Yesterday was such an AMAZING experience for the organizing committee and the participants. #EdCamp Beijing went EXACTLY as we had intended!

I was the only person on the entire organizing committee that had ever attended or organized such an event. I was so pleased that the team had such open minds and were excited about looking at new and participant centered ways to engage our teachers. There were some different factors that we had to consider in organizing our EdCamp:

1. How do we manage the large number of schools that might want to attend?

2. How do we support and accommodate the large number of Chinese teachers who will be in attendance?

3. How do we support the participants in shifting their expectations about what PD can look like when it is directed by the participants?

These questions guided our planning and preparation for the day. We decided to be careful how we marketed this opportunity for participants and who we marketed it to. We decided to stay within our network of English and Chinese schools many of which are IB schools. We did also invite some of our non IB international schools hoping that they would also see this as such a great opportunity! We sent out a registration form to our networks and ended up with 240 registrations. About 60% Chinese and 40% foreign teachers. We also asked participants to indicate if they were willing to facilitate and many indicated that they would love to facilitate.


We knew we would have a large number of Chinese teachers and wanted to accommodate their needs. It is really difficult for many of them to attend sessions in English because of
their need to constantly translate the discussion. They tend to participate more when it is in their home language. We wanted them to get as much out of it as everyone else so we mirrored our sessions. We offered 12 sessions in three blocks in both English and Mandarin. Teachers were able to post their topics in Mandarin and our Mandarin co-organizers sorted them in the same way as our English organizers did. We colour coded the sessions and divided the floors into Mandarin and English.

Finally we wanted our participants to know what an EdCamp really was! International schools PD opportunities have not involved as much as Western public systems have. PD is still fairly traditional. We invite in workshops for a couple of PD Days for teachers to attend or we send them to other workshops offered throughout Asia. There are few opportunities for job-embedded PD that support coaching teachers to changing their practice. We use our coordinators and coaches for this but they also need support and coaching so that they can move teachers forward. Networks are build but still involve sharing of ideas and resources. International Schools are VERY competitive so having a formal network of support and sharing is difficult.

We wanted our participants to know what to expect so we sent out a great deal of information ahead of time including a short video of what to expect at an Edcamp. We created a large WeChat group for participants and provided information leading up to the event in both English and Chinese.

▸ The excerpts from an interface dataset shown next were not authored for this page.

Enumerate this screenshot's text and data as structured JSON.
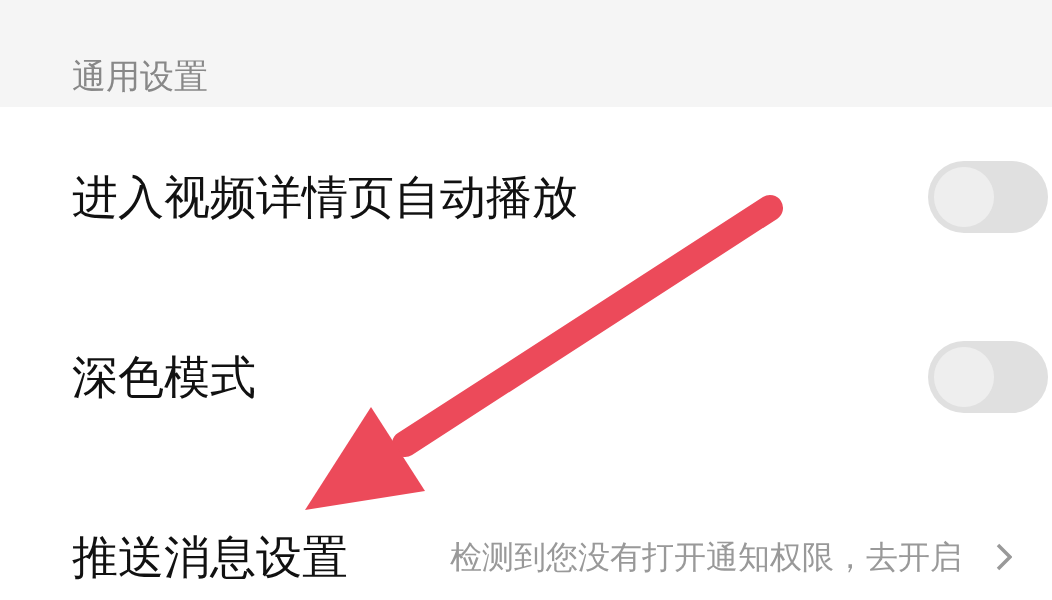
{
  "section": {
    "title": "通用设置"
  },
  "settings": [
    {
      "kind": "toggle",
      "label": "进入视频详情页自动播放",
      "on": false
    },
    {
      "kind": "toggle",
      "label": "深色模式",
      "on": false
    },
    {
      "kind": "link",
      "label": "推送消息设置",
      "hint": "检测到您没有打开通知权限，去开启"
    }
  ]
}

When participants arrived we met them all in the lobby and supported them in knowing what to do. Within no time we had 2 boards covered in post it notes with some deep topics for discussion.

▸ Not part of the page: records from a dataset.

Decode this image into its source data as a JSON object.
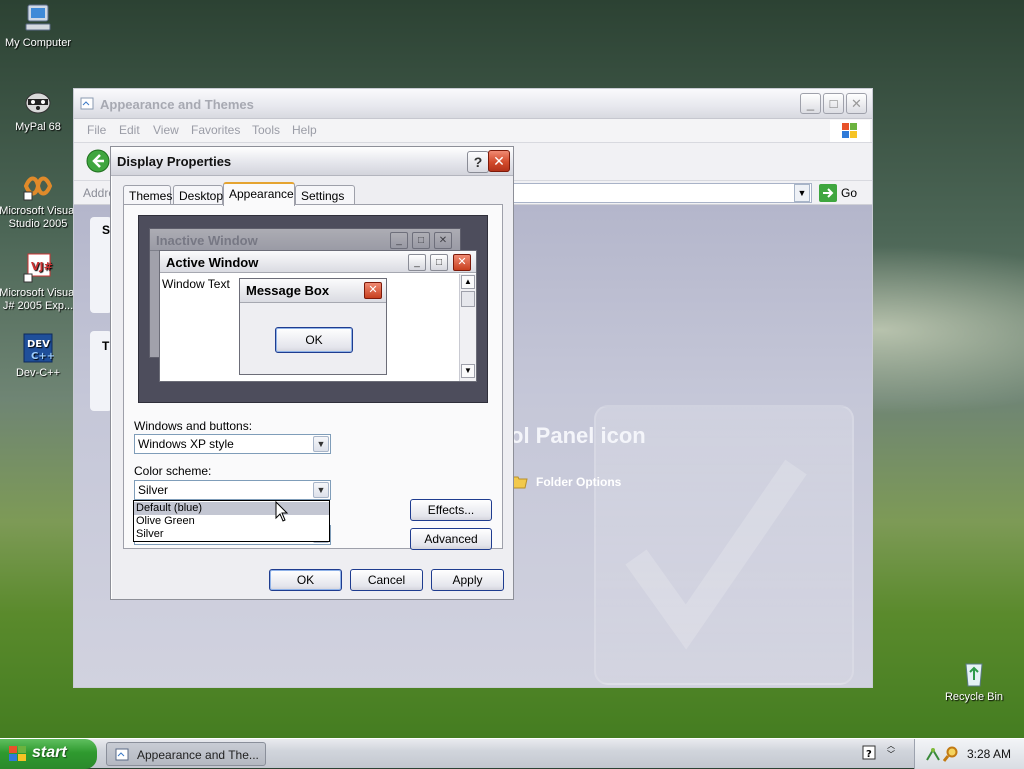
{
  "desktop": {
    "icons": [
      {
        "label": "My Computer"
      },
      {
        "label": "MyPal 68"
      },
      {
        "label": "Microsoft Visual Studio 2005"
      },
      {
        "label": "Microsoft Visual J# 2005 Exp..."
      },
      {
        "label": "Dev-C++"
      },
      {
        "label": "Recycle Bin"
      }
    ]
  },
  "explorer": {
    "title": "Appearance and Themes",
    "menu": [
      "File",
      "Edit",
      "View",
      "Favorites",
      "Tools",
      "Help"
    ],
    "address_label": "Addre",
    "go_label": "Go",
    "heading": "ol Panel icon",
    "folder_options": "Folder Options",
    "side_letter_1": "S",
    "side_letter_2": "T"
  },
  "dialog": {
    "title": "Display Properties",
    "help": "?",
    "tabs": [
      "Themes",
      "Desktop",
      "Appearance",
      "Settings"
    ],
    "active_tab": "Appearance",
    "preview": {
      "inactive_title": "Inactive Window",
      "active_title": "Active Window",
      "window_text": "Window Text",
      "msgbox_title": "Message Box",
      "msgbox_ok": "OK"
    },
    "windows_buttons_label": "Windows and buttons:",
    "windows_buttons_value": "Windows XP style",
    "color_scheme_label": "Color scheme:",
    "color_scheme_value": "Silver",
    "color_scheme_options": [
      "Default (blue)",
      "Olive Green",
      "Silver"
    ],
    "effects_label": "Effects...",
    "advanced_label": "Advanced",
    "ok_label": "OK",
    "cancel_label": "Cancel",
    "apply_label": "Apply"
  },
  "taskbar": {
    "start_label": "start",
    "task_label": "Appearance and The...",
    "clock": "3:28 AM"
  }
}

We gathered in our auditorium and I was able to do a welcome speech and give participants an overview for the day. We let participants go and begin their discussions for the day! Each person had 3 choices that they could attend. We practiced the Law of Two Feet and allowed participants to decide on sessions that worked for them and to choose as needed. We provided tours of our school prior and after the event so that participants could see some of our best practices in action and read our walls.

The experience was OVERWHELMINGLY positive! There was a buzz of excitement from the beginning of the day to the end. Several groups stayed to debrief and share their learning and some went out for lunch together to continue their learning. Many of the participants asked when we would be doing it again! They were hooked! They felt that the experience was valuable and filled a need for them!

We gathered for about 30 minutes to reflect as a team and listed the positives and possible changes.

Positives:

Number of participants: 160 people were in attendance
Chinese participants came prepared to discuss topics of interest to them.
Cultural breakthrough in how our traditional Chinese teacher view professional learning!
Offering sessions in Mandarin and English was positive.
Variety and choice of sessions was great!
Timing of the sessions was perfect!
Creating the board of sessions was easy and we allowed enough time to do so!
Tours were well-received!

Changes:

Offer 10 sessions instead of 12
Break up sessions by level of experience ie.New to play-base learning/experienced at play-based learning
Re-adjust sessions for 3rd time slot
Scale down the amount of food we provide.
Shorten our second break
Look at future EdCamps for Leaders and Teaching Assistants
Offer a time at the end for consolidation and networking
Have a bigger team for the day of the event
Find some sponsors!

All in the all the day was a GREAT success! We were all thrilled with how things worked and are planning to offer another opportunity in the Fall and Spring next year!

So pleased to have worked with such an AMAZING team of educators to plan and offer the first #EdCampBeijing! So proud of our work!